Moth traps to monitor healthy ecosystems

Moths have been around for over 50 million years, but due to habitat loss their numbers are in decline, with some even going extinct. At the CRT we use catch and release moth traps to monitor numbers and input the data into a national database. We also use moth traps for education to engage visitors about farmland biodiversity. A new portable battery-powered moth trap would make this a lot easier.

Moth numbers are declining. One report concludes that numbers are down about 28% since 1968. This is cause for concern because moths are indicator species and an important part of the ecosystem, telling us about the health of the environment. Moths are prevalent in a wide variety of habitats and are extremely sensitive to changes. Monitoring the numbers and ranges can identify changes in, and to, nature such as new farming practices, air pollution and climate change.

What the CRT wants to do

Being mostly nocturnal, moths can be challenging to monitor. A ‘trap’ contains a special bulb which attracts the moths into a container where they are kept safe until the morning to be identified, counted and released.

A battery trap is an excellent tool for our education and outreach event programmes and easily transported between our farms and the results shared with the community.

The results

Butterflies and moths offer captivating opportunities for teaching children about the wonders of the natural world through their fascinating life cycles. Metamorphosis from egg to caterpillar to chrysalis is a truly enchanting story in nature.

Beyond this remarkable life cycle, moths with their seemingly infinite variety of colours and patterns, provide invaluable educational insights. They not only captivate young minds but also instill a deep appreciation for the beauty and complexity of the natural world, fostering a sense of wonder and environmental consciousness in the next generation.

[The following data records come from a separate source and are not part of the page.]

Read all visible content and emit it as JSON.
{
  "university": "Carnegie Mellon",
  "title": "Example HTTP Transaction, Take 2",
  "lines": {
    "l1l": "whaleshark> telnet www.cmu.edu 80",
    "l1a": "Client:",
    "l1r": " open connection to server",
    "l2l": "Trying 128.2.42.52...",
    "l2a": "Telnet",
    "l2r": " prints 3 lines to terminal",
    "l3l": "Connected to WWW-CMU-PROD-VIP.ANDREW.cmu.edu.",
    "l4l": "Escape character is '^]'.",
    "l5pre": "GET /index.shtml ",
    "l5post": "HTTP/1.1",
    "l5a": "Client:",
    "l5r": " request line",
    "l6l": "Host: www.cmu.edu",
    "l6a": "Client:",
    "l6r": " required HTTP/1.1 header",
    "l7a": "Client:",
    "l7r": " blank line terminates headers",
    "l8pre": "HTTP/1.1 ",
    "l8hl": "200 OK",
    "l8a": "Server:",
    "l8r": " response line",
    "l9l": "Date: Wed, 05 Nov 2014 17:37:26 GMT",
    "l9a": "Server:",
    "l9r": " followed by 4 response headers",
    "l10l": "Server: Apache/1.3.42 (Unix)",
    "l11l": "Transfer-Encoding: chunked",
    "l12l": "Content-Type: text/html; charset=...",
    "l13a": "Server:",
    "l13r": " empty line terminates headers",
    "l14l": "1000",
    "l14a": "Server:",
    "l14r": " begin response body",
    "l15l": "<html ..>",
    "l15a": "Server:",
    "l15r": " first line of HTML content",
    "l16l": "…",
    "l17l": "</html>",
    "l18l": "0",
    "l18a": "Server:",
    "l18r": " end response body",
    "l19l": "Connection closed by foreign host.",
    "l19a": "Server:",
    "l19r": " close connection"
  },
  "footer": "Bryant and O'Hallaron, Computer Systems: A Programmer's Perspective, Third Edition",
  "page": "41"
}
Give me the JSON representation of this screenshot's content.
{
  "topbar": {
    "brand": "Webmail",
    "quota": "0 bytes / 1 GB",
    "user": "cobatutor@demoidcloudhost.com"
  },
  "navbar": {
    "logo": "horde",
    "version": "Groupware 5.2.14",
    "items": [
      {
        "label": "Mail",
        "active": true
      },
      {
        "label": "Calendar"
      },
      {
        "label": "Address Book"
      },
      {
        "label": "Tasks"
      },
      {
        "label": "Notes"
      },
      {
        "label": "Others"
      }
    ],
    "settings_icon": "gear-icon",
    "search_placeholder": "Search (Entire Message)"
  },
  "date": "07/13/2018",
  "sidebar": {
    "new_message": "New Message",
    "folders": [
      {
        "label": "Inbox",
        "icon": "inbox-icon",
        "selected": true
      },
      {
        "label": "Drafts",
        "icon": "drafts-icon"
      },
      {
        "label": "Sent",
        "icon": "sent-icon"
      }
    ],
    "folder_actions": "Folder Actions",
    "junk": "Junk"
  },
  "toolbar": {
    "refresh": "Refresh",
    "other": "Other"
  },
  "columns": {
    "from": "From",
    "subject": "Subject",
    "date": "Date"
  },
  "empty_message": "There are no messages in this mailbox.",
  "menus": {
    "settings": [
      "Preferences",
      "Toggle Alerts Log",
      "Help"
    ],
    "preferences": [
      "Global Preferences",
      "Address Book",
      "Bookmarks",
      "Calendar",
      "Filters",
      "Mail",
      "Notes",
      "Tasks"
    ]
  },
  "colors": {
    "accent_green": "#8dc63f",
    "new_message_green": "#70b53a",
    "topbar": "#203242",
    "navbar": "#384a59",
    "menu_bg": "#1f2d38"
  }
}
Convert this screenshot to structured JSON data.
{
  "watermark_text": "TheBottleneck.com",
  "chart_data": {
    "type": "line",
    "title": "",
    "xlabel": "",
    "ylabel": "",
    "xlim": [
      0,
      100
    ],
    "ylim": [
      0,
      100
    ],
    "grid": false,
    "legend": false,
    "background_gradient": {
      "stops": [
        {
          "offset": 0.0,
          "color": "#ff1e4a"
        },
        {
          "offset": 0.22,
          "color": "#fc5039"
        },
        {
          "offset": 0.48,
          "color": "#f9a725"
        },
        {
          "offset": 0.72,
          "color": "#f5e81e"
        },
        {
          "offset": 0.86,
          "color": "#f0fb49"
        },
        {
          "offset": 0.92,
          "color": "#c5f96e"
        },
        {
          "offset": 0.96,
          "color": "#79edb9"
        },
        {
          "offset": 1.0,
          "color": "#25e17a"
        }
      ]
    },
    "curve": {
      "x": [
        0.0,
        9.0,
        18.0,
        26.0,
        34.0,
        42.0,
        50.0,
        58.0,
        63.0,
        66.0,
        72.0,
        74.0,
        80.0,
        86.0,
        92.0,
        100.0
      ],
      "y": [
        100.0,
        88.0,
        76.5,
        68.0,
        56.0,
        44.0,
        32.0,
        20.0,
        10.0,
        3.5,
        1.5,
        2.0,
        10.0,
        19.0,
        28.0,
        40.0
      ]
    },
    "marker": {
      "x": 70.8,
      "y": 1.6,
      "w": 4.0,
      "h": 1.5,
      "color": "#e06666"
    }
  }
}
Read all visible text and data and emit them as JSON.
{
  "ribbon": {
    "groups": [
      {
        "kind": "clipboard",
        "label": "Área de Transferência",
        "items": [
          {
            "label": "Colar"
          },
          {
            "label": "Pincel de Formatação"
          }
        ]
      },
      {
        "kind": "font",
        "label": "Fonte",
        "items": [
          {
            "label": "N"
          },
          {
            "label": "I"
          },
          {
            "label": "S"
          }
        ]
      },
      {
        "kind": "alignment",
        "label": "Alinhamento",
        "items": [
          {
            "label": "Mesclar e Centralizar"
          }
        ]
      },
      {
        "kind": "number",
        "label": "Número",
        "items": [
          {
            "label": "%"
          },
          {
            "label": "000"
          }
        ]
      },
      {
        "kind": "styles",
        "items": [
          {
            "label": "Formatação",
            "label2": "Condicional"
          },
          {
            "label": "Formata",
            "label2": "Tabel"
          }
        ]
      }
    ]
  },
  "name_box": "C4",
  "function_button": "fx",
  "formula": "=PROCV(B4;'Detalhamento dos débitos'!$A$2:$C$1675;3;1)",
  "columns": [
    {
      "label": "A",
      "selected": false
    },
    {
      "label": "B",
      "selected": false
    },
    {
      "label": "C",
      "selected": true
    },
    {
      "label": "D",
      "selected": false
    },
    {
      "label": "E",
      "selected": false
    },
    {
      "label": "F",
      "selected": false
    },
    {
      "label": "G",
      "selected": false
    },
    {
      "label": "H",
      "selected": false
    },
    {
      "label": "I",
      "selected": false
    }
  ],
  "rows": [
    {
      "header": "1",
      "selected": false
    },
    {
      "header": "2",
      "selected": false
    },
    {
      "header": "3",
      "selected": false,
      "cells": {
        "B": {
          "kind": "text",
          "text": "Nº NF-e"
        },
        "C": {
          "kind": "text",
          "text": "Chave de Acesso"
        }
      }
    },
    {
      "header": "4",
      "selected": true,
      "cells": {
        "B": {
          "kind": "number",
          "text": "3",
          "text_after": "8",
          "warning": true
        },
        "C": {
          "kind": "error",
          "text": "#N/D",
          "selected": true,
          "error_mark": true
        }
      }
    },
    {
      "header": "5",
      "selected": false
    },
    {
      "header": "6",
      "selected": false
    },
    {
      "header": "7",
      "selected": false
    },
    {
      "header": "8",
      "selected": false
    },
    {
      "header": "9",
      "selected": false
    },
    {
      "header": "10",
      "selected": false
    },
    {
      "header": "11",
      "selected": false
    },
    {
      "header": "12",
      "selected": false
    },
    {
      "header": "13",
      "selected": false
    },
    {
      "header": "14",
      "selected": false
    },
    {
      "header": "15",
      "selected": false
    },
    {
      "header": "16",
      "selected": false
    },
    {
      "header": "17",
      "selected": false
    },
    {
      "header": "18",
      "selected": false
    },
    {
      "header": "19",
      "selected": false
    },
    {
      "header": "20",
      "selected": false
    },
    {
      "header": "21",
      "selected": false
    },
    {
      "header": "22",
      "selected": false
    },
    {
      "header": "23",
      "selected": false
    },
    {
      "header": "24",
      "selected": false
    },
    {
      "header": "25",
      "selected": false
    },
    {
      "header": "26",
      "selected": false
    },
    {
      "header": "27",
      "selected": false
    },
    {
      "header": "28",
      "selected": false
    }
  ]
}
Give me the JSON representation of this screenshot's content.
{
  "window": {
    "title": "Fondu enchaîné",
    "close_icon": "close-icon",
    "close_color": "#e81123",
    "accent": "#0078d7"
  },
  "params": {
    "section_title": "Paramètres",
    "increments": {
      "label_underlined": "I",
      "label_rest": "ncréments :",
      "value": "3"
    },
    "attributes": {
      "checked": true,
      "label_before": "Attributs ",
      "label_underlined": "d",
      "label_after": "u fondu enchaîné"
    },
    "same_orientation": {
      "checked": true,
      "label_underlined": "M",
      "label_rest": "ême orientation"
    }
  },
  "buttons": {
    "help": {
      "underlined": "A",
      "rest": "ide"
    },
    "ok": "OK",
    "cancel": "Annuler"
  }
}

How you can help

A large moth trap and re-chargeable battery costs approximately £500. We need your help to fund this.

Please select a donation amount (required)

Your donation is being made to the CRT's Twelve Gifts of Christmas fund. The CRT will endeavour to put your donation towards the appeal you select, but the funds will be prioritised according to the greatest need. The CRT will try to ensure that all the items within the 12 appeals are purchased, but if an appeal's target is not met or exceeded the funds could be diverted to another appeal to achieve the greatest benefit for wildlife and people on our farms.

12 Gifts of Christmas

Wildlife blog: Moths shining the light on climate change